● **Exercise aim**: From the listing below, copy each line where "tsconfig" occurs.

● **Materials provided**:
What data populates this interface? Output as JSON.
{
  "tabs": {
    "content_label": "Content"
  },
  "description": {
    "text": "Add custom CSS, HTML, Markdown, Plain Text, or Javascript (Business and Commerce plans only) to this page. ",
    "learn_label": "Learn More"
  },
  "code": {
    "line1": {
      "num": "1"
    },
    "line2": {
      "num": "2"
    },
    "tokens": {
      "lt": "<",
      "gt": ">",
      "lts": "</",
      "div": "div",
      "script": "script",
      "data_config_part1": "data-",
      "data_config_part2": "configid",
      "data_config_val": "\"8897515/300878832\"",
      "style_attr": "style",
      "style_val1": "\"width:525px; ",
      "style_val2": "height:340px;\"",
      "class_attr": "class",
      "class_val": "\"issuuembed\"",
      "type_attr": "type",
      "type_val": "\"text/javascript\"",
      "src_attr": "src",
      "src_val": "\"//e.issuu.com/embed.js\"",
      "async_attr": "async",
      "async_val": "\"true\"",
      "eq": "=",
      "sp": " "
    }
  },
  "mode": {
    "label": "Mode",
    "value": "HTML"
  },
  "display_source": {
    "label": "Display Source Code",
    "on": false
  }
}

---

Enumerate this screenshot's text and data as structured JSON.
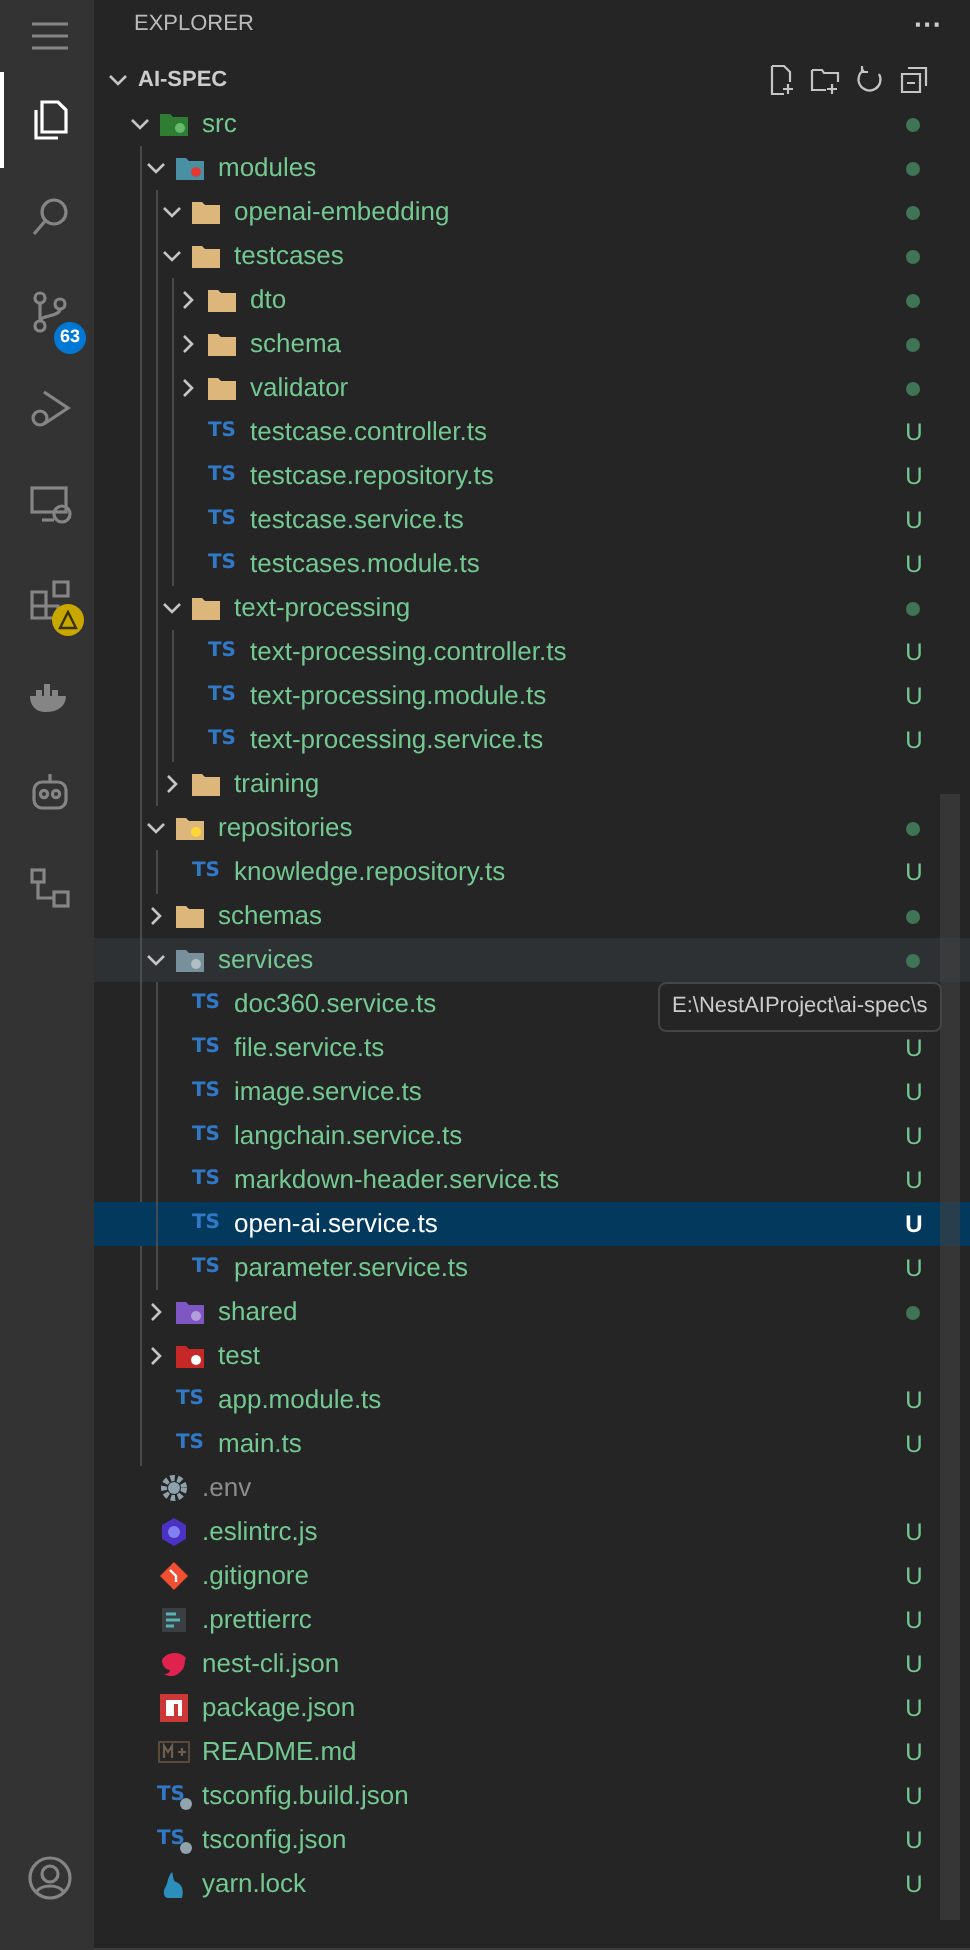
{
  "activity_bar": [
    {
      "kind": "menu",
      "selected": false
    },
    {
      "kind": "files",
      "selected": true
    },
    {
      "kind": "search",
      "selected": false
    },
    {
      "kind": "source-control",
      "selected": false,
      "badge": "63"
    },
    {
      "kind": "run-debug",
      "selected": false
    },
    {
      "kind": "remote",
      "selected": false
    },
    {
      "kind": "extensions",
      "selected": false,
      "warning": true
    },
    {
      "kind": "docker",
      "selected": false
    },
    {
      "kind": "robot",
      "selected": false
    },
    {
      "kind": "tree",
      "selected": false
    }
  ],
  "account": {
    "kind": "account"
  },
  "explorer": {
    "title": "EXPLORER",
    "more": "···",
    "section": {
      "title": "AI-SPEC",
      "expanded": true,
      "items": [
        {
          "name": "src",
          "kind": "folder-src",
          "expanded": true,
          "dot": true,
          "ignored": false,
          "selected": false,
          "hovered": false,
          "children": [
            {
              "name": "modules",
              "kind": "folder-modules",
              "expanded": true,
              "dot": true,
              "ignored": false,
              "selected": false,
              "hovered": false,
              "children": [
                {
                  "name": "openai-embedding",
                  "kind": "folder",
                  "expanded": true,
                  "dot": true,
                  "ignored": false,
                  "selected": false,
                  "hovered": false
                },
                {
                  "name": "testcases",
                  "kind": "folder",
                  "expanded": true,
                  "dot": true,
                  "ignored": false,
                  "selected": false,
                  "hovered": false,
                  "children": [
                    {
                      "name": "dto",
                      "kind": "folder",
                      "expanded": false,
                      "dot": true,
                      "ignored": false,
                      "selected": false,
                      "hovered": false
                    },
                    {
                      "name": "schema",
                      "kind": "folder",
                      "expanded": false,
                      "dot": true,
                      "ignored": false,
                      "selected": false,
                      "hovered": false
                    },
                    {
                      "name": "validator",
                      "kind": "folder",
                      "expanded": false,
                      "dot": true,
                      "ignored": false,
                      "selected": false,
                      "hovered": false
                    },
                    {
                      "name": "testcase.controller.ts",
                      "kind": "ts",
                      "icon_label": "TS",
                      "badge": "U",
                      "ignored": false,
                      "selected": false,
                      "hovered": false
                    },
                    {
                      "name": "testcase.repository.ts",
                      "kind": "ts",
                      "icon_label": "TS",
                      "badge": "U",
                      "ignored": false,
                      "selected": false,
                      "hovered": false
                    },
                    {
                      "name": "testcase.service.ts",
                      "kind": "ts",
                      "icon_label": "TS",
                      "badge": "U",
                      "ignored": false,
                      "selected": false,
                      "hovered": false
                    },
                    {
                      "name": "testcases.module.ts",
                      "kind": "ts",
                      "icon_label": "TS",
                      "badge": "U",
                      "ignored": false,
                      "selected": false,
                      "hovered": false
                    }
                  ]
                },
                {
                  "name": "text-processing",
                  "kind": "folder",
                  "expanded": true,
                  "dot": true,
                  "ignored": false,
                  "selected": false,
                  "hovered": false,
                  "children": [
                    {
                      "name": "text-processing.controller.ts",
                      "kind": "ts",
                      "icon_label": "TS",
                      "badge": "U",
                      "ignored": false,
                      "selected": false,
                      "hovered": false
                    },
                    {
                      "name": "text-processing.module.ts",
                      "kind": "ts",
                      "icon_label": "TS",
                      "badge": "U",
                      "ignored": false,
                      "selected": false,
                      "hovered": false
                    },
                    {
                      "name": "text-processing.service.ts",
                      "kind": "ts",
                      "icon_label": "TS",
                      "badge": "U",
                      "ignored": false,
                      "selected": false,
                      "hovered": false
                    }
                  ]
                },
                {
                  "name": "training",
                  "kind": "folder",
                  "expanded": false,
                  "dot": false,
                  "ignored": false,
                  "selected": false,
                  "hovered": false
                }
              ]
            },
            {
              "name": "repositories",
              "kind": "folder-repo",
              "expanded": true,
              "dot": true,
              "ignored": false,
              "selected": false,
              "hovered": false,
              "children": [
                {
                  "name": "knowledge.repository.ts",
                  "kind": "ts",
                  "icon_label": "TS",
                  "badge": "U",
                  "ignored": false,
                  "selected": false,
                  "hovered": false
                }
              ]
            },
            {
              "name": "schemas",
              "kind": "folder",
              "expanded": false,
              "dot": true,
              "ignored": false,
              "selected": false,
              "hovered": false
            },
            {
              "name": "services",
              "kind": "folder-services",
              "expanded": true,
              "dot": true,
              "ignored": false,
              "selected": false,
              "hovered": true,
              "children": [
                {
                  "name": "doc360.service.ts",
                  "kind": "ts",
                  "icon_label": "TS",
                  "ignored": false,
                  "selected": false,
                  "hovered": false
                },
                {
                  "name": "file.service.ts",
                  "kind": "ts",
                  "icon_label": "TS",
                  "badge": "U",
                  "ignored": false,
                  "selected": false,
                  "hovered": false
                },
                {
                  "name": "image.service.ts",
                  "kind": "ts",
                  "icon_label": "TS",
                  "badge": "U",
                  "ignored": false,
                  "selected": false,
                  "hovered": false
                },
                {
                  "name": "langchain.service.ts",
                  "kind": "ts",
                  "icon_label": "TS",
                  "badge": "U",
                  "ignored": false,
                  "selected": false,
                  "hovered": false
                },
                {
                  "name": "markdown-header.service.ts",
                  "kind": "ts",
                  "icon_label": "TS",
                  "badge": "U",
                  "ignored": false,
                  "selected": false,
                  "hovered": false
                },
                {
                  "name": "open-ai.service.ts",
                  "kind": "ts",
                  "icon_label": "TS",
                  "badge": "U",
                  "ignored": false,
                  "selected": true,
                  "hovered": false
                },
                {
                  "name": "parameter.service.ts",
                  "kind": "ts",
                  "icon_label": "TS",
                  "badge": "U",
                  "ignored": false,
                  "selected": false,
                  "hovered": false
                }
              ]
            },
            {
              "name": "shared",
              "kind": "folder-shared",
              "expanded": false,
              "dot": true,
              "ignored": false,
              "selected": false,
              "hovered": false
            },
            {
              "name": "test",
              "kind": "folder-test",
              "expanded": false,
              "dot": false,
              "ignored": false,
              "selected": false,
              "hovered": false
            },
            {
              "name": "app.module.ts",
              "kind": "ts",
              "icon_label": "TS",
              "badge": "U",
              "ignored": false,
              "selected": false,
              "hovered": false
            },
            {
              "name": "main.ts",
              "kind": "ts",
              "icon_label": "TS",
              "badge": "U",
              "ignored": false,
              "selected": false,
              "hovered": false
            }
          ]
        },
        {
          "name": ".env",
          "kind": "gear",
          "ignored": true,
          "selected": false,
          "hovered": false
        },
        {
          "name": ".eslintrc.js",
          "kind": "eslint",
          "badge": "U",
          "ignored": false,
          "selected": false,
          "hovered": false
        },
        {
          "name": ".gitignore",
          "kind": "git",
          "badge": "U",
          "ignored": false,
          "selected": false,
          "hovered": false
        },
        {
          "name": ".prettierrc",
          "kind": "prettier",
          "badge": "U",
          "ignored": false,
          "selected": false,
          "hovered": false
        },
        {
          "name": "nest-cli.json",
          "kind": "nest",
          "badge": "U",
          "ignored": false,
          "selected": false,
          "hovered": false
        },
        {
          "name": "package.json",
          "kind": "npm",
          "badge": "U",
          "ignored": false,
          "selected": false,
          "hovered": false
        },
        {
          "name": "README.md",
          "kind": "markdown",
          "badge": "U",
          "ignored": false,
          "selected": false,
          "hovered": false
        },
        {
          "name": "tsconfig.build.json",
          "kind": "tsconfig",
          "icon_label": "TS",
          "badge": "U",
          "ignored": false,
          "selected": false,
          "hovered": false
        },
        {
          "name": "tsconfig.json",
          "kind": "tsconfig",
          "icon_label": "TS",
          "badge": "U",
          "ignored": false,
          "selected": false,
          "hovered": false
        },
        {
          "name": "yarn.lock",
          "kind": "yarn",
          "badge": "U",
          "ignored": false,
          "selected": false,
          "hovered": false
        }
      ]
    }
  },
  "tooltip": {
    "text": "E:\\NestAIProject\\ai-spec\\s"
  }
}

● **Answer**:
          "name": "tsconfig.build.json",
          "kind": "tsconfig",
          "name": "tsconfig.json",
          "kind": "tsconfig",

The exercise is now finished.